I want to thank ArtLifting for the numerous opportunities they provided for our artists.
Below is Linda's prior profile from ArtLifting:
“I am committed to art as my passion and vocation. Sometimes painting is a prayer or a marker of how I got over an obstacle in my life. This life, this journey, has had a through-line. Through the many calamitous twists and turns of my heroic odyssey, drawing, painting, and writing poetry, have strengthened me when I have encountered challenges that cut my inner world to ribbons.”
Linda King is a 68-year-old African American woman, driven to make art from within and inspired to create from the context of her life. She writes, “I refer to myself as an African American woman and mention my age, 68 because I want to own the ancestral and existing cultural influences that impact my work.” Linda’s artwork is heavily influenced by African American culture, her own experiences, and music such as jazz, celtic, classical, hip-hop and rhythm, and blues. She creates both abstract and figurative art, seeking to evoke qualities of movement, gesture, and dance. She is fascinated with exploring and recreating the intricacies present in facial expression.

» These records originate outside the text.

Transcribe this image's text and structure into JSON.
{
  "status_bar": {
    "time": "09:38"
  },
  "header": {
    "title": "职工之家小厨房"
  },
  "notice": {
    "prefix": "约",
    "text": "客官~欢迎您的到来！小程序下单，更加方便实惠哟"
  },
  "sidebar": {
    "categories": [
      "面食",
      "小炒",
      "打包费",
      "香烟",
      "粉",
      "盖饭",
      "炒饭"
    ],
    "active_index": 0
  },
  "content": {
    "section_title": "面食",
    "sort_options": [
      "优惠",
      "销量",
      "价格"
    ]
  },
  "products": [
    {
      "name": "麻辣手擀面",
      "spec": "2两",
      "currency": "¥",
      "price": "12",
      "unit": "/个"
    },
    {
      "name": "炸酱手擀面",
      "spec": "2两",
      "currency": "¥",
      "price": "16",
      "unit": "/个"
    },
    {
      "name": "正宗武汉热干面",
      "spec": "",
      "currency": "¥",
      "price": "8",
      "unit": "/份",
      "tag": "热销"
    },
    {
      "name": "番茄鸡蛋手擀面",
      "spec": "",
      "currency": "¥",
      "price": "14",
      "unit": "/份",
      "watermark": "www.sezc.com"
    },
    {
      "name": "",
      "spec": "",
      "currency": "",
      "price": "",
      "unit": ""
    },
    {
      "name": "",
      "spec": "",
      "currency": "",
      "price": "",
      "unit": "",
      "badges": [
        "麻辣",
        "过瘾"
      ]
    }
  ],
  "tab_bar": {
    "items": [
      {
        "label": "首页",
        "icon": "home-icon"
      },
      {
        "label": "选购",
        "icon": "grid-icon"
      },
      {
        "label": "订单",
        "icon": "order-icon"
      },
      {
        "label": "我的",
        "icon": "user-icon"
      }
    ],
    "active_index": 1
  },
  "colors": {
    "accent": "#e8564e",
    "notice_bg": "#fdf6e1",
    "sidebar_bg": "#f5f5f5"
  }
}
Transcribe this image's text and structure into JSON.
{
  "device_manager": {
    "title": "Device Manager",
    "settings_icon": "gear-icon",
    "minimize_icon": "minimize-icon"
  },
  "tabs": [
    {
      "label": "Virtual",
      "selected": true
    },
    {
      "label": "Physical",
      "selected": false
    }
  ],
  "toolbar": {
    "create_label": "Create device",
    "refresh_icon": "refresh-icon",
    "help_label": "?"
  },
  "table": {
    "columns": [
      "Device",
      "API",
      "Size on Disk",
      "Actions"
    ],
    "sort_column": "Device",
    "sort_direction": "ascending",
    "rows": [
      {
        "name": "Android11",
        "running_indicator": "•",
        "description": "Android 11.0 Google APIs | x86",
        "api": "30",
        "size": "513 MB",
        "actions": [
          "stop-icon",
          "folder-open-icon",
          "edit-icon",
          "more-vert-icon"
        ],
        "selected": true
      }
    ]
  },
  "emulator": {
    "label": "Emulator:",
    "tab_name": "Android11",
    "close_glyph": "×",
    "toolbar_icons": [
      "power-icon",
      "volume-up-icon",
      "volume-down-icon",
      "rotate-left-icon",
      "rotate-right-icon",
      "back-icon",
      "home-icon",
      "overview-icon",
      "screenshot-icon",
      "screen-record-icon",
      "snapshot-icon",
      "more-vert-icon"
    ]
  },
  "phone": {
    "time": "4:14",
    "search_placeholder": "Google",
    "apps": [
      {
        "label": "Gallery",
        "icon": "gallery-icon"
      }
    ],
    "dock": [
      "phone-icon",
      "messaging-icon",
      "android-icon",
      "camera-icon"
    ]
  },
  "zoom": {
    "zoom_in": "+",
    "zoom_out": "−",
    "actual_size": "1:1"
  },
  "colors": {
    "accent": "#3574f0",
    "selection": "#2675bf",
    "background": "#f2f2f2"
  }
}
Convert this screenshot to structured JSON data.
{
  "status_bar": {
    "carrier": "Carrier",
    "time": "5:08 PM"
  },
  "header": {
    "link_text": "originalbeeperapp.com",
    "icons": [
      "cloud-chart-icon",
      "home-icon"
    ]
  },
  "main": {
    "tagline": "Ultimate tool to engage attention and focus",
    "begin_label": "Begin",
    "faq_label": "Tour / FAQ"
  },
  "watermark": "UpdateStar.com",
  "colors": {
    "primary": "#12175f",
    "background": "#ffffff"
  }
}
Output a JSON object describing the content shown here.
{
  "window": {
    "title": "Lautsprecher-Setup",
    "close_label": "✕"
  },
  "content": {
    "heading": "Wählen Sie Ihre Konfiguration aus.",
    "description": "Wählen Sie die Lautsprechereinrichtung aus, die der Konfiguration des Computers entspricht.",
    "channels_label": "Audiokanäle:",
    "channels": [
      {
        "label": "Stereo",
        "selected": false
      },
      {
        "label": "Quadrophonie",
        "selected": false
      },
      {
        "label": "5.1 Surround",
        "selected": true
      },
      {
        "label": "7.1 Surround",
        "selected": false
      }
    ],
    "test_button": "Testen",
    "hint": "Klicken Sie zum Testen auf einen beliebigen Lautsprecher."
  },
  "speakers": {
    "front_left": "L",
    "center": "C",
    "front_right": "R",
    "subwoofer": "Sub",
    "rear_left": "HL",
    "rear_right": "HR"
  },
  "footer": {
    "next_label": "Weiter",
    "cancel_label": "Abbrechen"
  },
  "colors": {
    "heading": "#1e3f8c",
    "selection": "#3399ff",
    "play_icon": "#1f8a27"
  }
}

Linda has overcome many obstacles in her 68 years, which have created a sense of inner strength and resilience that is reflected in her artwork. She writes of her experiences:
“The brunt of violence and alcoholism and the deficiencies of teenage pregnancy caused my parents to divorce. My brothers and sister were split up between relatives. As the only child of a middle-aged aunt who believed children belonged outside or playing in the basement, I learned to play by myself. While she worked long hours doing laundry for middle-class white families, I drew pictures in the dirt in front of the church next door.
The pieces began to come together in school when I produced a drawing that a teacher offered me a dollar to make bigger. I didn't care about that. Drawing was my playmate. Years later at the age of 59, during a period of homelessness, I rediscovered my love of drawing and painting, and found the sustenance to embrace my gift.”
Linda began making art through an art program offered at McAuley House, a meal site and program that offers hospitality, social services, and other enrichment programs for people who are homeless. She enjoyed using found objects and creative materials supplied by the weekly Tuesday workshop, to create original works of art. Linda explains that “the encouragement of the staff, art supplies, and art shows, helped every one of us to grow.”
Linda has since gained housing through the Housing First program and is overjoyed to finally have an art studio of her own where she continues to develop her art practice. Linda now works in her home studio and also attends art groups regularly at McAuley House as an important part of her community, artistic growth, and support circle.
Saturday, November 28, 2020
Click on collage to enlarge it 💙
A photography tribute of our amazing years together. It's been such an honor and blessing to be a part of this group that has inspired so many people, including the funding programs that have helped make this all possible!
I've been asked many times over the years about the role of art in my life. Well, it's everything and everywhere-- be it in my studio or in my mind! I found this older post from some years ago that seems to be a good answer the question. Thank you Linda King for encouraging me to share my journey.
In my studio.....
The art above is a collection of random drawings (doodles) that I love to do while sitting at my desk.
As a facilitator and member of the McAuley House art program, I'm constantly inspired by my fellow artists. My group always inspires me to do better, stay strong, have faith, and trust the process.
Compassion is the keen awareness of the interconnectedness of all things ~ Thomas Merton
Saturday, November 21, 2020
Anthony was always a warrior as he battled many health issues. He was a naturally gifted artist and studied at the High School of Music & Art in New York. Afterwards, he was a student at the New York City College of Technology. His infectious smile and sense of humor will always be remembered by many.
Anthony generously contributed to the Art Group at McAuley House. He enjoyed sharing his talents and helping others start a sketch or painting. The photo above is an illustration of the Hulk and Wonder Woman that he cut out and made for the kids at the Olneyville Library celebration.
Anthony was also a member of ArtLifting-- a platform for artists that have traditionally been underrepresented in the contemporary art market. To read more about ArtLifting, click here.
Here are some of Anthony's favorite works that I photographed over the years.